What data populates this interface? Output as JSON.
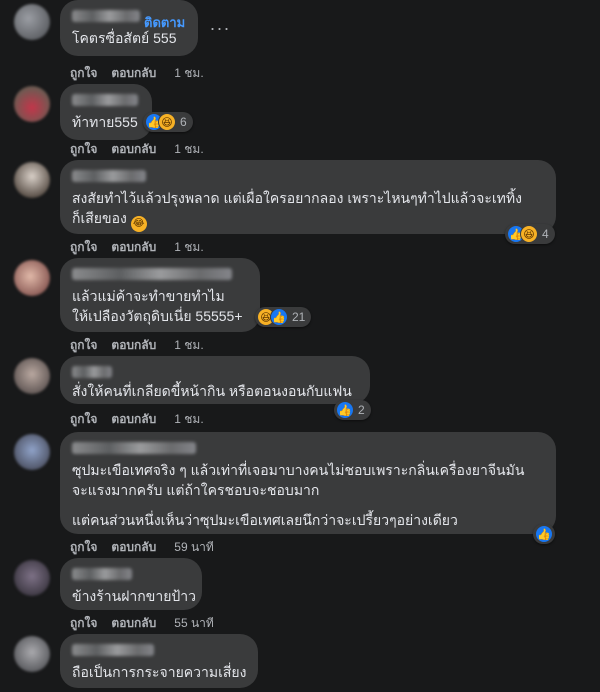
{
  "actions": {
    "like": "ถูกใจ",
    "reply": "ตอบกลับ"
  },
  "follow_label": "ติดตาม",
  "more_label": "...",
  "reaction_icons": {
    "like": "like-icon",
    "haha": "haha-icon"
  },
  "colors": {
    "background": "#18191a",
    "bubble": "#3a3b3c",
    "link": "#4599ff",
    "meta": "#b0b3b8"
  },
  "comments": [
    {
      "text": [
        "โคตรซื่อสัตย์ 555"
      ],
      "time": "1 ชม."
    },
    {
      "text": [
        "ท้าทาย555"
      ],
      "time": "1 ชม.",
      "reactions": "6"
    },
    {
      "text": [
        "สงสัยทำไว้แล้วปรุงพลาด แต่เผื่อใครอยากลอง เพราะไหนๆทำไปแล้วจะเททิ้ง",
        "ก็เสียของ"
      ],
      "time": "1 ชม.",
      "reactions": "4"
    },
    {
      "text": [
        "แล้วแม่ค้าจะทำขายทำไม",
        "ให้เปลืองวัตถุดิบเนี่ย 55555+"
      ],
      "time": "1 ชม.",
      "reactions": "21"
    },
    {
      "text": [
        "สั่งให้คนที่เกลียดขี้หน้ากิน หรือตอนงอนกับแฟน"
      ],
      "time": "1 ชม.",
      "reactions": "2"
    },
    {
      "text": [
        "ซุปมะเขือเทศจริง ๆ แล้วเท่าที่เจอมาบางคนไม่ชอบเพราะกลิ่นเครื่องยาจีนมัน",
        "จะแรงมากครับ แต่ถ้าใครชอบจะชอบมาก",
        "แต่คนส่วนหนึ่งเห็นว่าซุปมะเขือเทศเลยนึกว่าจะเปรี้ยวๆอย่างเดียว"
      ],
      "time": "59 นาที"
    },
    {
      "text": [
        "ข้างร้านฝากขายป้าว"
      ],
      "time": "55 นาที"
    },
    {
      "text": [
        "ถือเป็นการกระจายความเสี่ยง"
      ]
    }
  ]
}
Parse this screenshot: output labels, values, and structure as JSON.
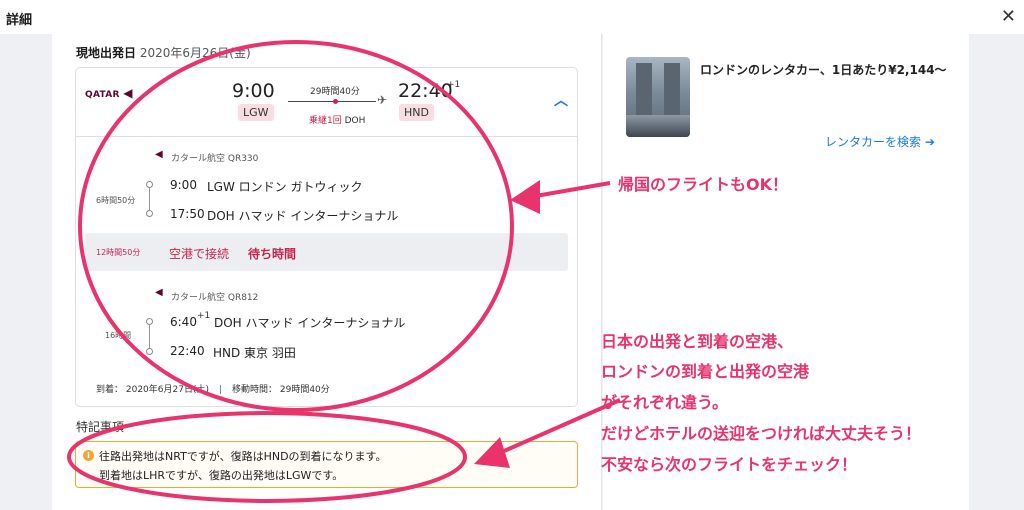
{
  "topbar": {
    "title": "詳細",
    "close_glyph": "✕"
  },
  "departure": {
    "label": "現地出発日",
    "date": "2020年6月26日(金)"
  },
  "summary": {
    "airline_logo": "QATAR",
    "dep_time": "9:00",
    "dep_airport": "LGW",
    "duration": "29時間40分",
    "stops": "乗継1回",
    "stop_airport": "DOH",
    "arr_time": "22:40",
    "arr_plus": "+1",
    "arr_airport": "HND"
  },
  "segments": [
    {
      "airline": "カタール航空 QR330",
      "duration": "6時間50分",
      "dep_time": "9:00",
      "dep_place": "LGW ロンドン ガトウィック",
      "arr_time": "17:50",
      "arr_place": "DOH ハマッド インターナショナル"
    },
    {
      "airline": "カタール航空 QR812",
      "duration": "16時間",
      "dep_time": "6:40",
      "dep_plus": "+1",
      "dep_place": "DOH ハマッド インターナショナル",
      "arr_time": "22:40",
      "arr_place": "HND 東京 羽田"
    }
  ],
  "layover": {
    "time": "12時間50分",
    "label": "空港で接続",
    "wait": "待ち時間"
  },
  "arrival_info": {
    "arrival": "到着： 2020年6月27日(土)",
    "travel": "移動時間： 29時間40分"
  },
  "notes": {
    "title": "特記事項",
    "line1": "往路出発地はNRTですが、復路はHNDの到着になります。",
    "line2": "到着地はLHRですが、復路の出発地はLGWです。"
  },
  "rental": {
    "title": "ロンドンのレンタカー、1日あたり¥2,144〜",
    "link": "レンタカーを検索",
    "link_arrow": "➔"
  },
  "annotations": {
    "return_ok": "帰国のフライトもOK！",
    "lines": [
      "日本の出発と到着の空港、",
      "ロンドンの到着と出発の空港",
      "がそれぞれ違う。",
      "だけどホテルの送迎をつければ大丈夫そう！",
      "不安なら次のフライトをチェック！"
    ]
  },
  "colors": {
    "annotation": "#e8336d",
    "link": "#1a7ad8",
    "chip": "#f8dde3",
    "notes_border": "#f0a73a"
  }
}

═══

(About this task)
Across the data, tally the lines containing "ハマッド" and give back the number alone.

(Result below)
2